### Exercise prompt
Using the data below, work out how many lines contain the word "طباعة", then state that number without comment.

-- The input follows --

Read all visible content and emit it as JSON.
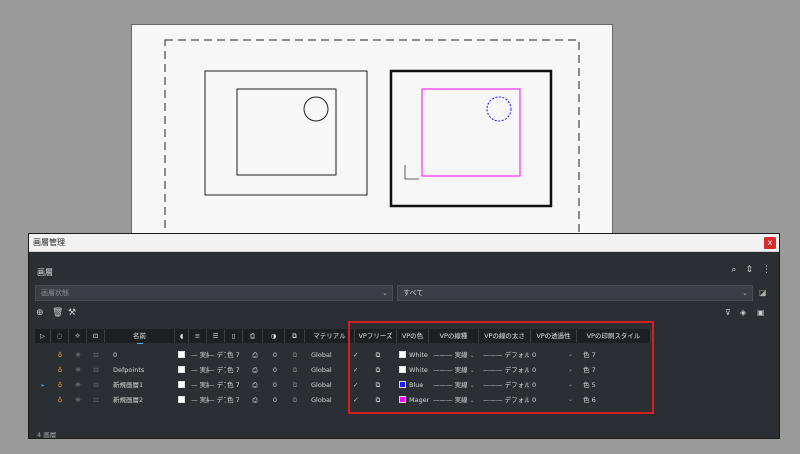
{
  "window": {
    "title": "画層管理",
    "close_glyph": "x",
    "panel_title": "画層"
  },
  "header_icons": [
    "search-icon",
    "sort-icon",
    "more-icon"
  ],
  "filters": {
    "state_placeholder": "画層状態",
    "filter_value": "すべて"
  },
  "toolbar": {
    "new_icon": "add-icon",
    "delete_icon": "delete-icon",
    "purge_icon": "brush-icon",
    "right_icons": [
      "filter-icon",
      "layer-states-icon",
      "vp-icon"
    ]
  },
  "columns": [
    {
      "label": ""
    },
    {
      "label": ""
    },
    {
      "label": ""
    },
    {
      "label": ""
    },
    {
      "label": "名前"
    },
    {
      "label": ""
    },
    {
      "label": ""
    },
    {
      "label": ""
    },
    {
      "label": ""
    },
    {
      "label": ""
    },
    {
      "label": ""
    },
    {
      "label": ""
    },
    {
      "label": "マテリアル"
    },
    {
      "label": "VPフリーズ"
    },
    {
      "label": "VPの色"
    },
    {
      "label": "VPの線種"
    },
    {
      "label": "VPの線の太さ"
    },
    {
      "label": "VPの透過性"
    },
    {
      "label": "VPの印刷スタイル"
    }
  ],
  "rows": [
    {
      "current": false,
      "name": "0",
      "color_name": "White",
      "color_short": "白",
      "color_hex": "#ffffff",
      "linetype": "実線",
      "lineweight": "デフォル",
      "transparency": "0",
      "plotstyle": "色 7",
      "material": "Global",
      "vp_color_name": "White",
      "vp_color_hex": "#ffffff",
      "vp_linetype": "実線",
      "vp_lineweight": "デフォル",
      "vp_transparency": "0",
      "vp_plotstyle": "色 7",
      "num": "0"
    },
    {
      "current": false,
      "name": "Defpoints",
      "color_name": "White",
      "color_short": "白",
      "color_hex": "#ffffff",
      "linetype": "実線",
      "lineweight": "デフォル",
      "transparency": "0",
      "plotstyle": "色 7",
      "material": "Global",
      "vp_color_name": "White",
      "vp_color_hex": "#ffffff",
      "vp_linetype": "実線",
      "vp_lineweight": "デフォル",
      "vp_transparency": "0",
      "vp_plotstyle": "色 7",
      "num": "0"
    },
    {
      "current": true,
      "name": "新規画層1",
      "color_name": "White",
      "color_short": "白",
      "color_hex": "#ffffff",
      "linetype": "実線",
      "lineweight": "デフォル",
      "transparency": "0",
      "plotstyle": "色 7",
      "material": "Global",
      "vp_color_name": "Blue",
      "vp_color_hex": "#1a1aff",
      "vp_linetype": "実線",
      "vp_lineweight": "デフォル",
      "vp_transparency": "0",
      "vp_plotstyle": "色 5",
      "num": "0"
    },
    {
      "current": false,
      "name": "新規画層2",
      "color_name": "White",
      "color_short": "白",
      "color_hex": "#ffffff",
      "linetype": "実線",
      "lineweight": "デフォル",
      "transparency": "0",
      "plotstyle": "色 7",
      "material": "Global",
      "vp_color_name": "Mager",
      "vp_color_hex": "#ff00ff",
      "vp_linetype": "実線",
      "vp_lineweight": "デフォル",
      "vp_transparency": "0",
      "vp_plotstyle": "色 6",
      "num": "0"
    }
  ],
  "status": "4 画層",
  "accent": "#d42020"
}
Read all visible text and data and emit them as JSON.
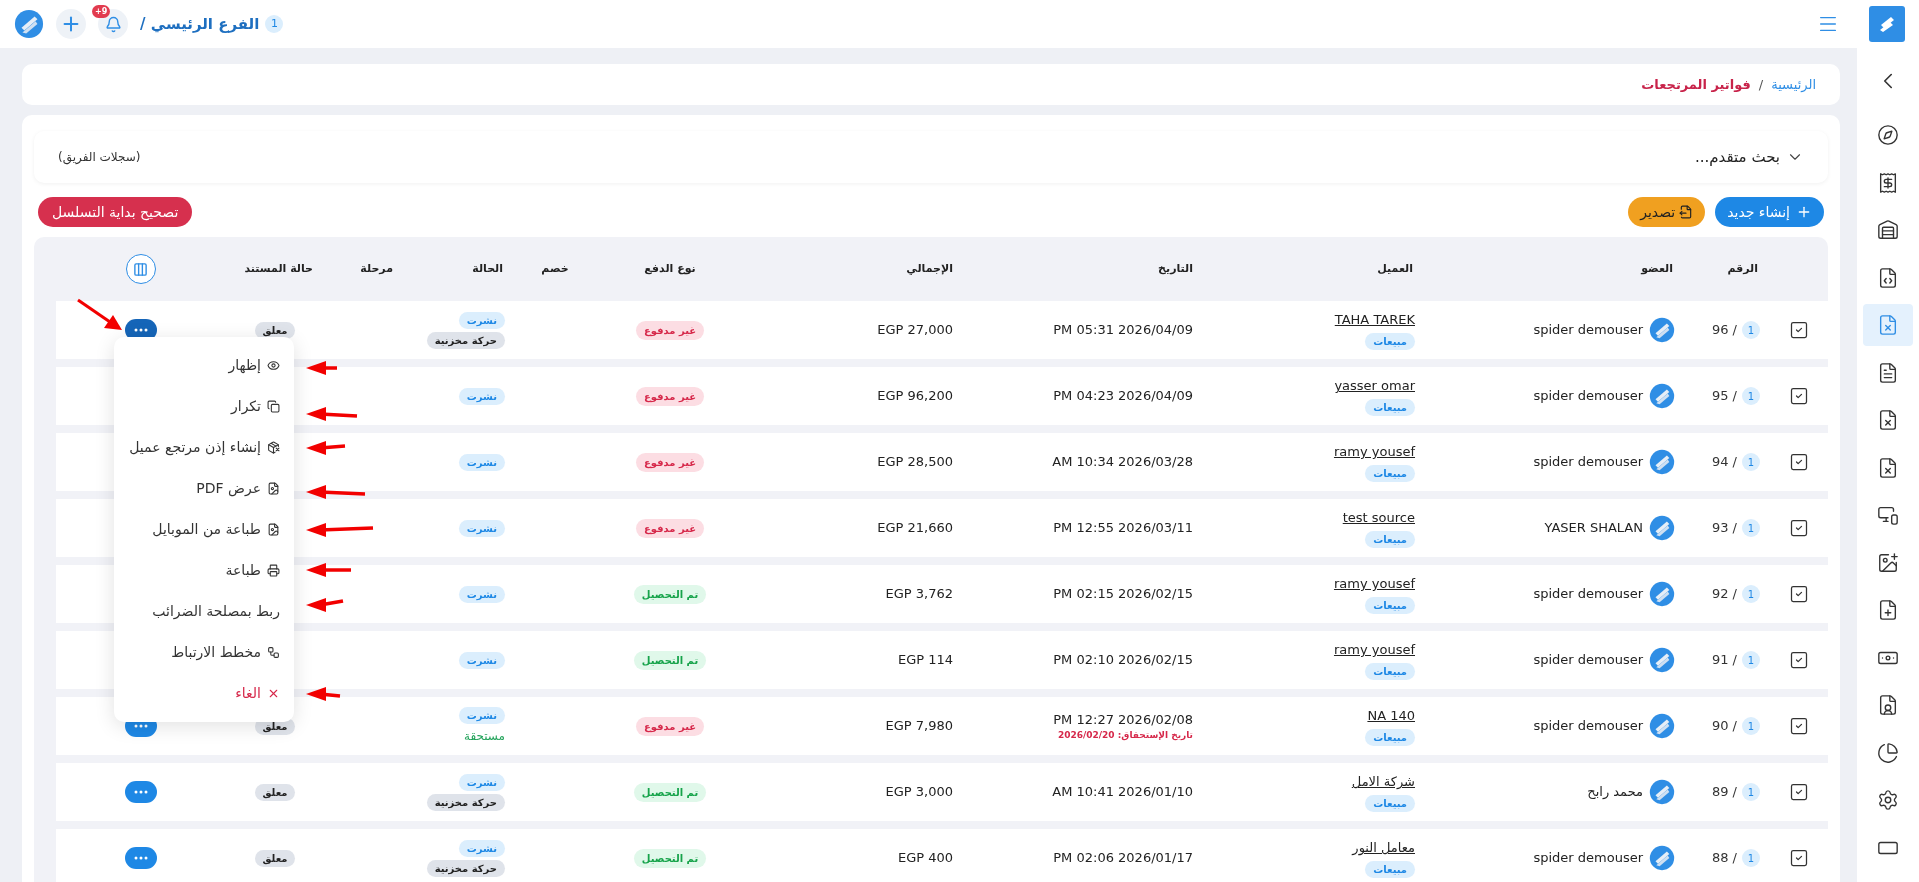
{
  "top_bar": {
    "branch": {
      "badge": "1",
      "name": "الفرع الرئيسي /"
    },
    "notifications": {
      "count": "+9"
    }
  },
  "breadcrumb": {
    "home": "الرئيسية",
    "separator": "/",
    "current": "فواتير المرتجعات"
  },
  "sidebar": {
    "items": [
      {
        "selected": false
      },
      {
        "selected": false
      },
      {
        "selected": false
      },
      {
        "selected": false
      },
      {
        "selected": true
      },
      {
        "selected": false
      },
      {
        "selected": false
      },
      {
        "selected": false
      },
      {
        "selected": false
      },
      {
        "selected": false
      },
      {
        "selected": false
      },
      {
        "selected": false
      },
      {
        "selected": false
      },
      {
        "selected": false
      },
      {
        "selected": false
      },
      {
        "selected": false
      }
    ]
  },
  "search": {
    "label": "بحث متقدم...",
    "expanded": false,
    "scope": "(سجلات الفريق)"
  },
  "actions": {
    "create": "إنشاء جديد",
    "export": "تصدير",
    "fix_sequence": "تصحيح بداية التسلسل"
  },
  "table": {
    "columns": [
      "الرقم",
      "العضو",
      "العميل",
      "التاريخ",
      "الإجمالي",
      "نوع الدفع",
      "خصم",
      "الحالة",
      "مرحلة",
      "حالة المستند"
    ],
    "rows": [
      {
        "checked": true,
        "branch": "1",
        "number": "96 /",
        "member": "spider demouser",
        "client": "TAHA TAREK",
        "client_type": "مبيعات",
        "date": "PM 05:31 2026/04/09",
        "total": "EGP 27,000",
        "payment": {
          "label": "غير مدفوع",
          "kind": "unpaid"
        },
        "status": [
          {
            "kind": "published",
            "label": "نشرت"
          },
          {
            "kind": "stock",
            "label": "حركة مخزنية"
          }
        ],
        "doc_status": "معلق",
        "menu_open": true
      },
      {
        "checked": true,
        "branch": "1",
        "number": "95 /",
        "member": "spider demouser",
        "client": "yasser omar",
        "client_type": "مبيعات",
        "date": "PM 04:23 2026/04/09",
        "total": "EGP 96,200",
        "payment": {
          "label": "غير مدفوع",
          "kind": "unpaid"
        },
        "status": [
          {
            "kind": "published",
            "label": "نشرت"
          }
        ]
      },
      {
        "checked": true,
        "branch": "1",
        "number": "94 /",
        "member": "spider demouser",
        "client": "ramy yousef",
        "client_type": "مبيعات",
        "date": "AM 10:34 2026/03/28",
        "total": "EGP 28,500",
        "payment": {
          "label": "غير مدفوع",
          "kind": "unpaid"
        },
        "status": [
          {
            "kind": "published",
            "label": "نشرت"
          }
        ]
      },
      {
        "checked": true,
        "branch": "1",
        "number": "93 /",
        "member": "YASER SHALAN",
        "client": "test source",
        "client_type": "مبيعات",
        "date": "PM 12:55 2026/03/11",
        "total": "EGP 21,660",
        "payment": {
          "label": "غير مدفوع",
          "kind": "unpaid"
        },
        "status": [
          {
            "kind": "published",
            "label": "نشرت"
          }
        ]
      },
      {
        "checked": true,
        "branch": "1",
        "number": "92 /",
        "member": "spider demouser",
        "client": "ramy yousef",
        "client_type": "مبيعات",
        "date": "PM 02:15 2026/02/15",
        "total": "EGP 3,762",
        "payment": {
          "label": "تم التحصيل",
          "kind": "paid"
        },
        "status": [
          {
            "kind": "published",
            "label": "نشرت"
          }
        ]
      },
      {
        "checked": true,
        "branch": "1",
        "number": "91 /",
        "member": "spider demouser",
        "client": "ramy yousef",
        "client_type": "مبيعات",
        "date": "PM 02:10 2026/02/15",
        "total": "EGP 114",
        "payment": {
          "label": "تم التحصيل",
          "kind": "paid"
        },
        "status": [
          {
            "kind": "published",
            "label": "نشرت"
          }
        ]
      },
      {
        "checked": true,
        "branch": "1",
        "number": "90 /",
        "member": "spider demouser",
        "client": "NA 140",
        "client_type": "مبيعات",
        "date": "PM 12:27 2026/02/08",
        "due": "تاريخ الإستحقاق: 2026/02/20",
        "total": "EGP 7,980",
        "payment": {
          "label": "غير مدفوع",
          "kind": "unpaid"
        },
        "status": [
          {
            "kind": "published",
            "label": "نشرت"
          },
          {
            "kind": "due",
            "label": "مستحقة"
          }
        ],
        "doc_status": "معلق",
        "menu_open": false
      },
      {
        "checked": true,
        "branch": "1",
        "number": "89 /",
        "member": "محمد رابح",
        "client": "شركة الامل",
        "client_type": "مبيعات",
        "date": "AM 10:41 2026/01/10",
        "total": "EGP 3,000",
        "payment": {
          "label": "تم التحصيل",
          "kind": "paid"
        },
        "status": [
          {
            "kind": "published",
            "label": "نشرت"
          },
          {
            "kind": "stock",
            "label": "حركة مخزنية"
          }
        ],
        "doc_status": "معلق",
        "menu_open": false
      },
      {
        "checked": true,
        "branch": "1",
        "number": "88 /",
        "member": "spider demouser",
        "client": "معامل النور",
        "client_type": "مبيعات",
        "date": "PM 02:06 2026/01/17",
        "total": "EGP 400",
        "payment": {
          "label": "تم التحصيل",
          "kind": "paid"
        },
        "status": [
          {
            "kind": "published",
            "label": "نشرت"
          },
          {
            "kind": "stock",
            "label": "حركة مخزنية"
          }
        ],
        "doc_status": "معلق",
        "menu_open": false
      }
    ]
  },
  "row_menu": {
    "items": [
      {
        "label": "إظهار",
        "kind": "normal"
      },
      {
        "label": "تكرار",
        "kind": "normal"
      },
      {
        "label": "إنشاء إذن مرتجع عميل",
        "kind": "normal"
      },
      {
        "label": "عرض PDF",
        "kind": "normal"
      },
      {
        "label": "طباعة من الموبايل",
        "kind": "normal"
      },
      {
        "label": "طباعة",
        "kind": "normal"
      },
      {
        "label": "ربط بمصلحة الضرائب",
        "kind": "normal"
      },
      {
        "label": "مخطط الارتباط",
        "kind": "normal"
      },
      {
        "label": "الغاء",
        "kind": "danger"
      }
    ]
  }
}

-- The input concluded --

### Result of this task
2